Origin and Features of Hereke Rugs
The Middle East is historically known as a source of beautiful, elegant rugs, and Turkey is one of the most well-renowned sources of those rugs. Of particular interest are the Hereke rugs made in the small coastal town of Hereke, Turkey. Antique Hereke rugs are truly beautiful pieces of art, and it’s truly mind-boggling to think that so many beautiful pieces came from a single town.
Like many antique rugs, Hereke rugs feature subtle, muted colors that span the spectrum. They also feature intricate designs from edge to edge. Hereke rugs can range from small 6’x4′ rugs that will cover a small piece of a room to massive, room-spanning 22’x14′ carpets. Each one will serve as a unique piece of art with its own distinct flair.

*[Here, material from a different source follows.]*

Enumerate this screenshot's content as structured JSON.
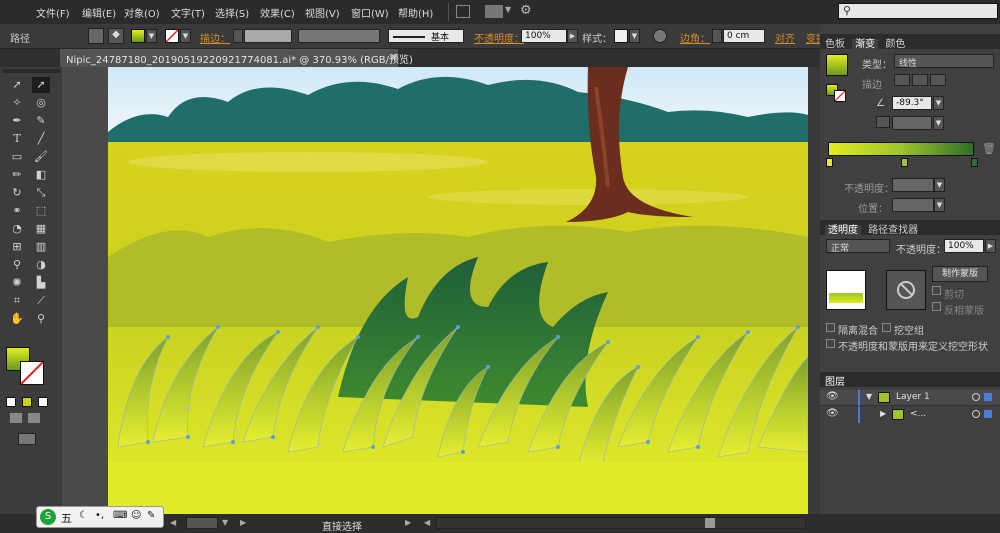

Originally intended to furnish palaces, Hereke rugs were made throughout the 1800’s. To fit their palatial purposes, Hereke rugs are not only made of cotton, wool, or silk, but many also feature threads of gold or silver. These threads help antique Hereke rugs stand out visually, and vastly increase their value among collectors.
While some Hereke rugs are still produced today, the most beautiful and valuable of them are the antiques. There is no need to worry about any degradation of quality over time, however. Even in the 1800’s, Hereke rugs were precisely made with double knots, and their patterns are still clearly visible and their colors have not faded. Collectors that can get their hands on an antique Hereke rug should absolutely take the chance to display such a classic piece of art.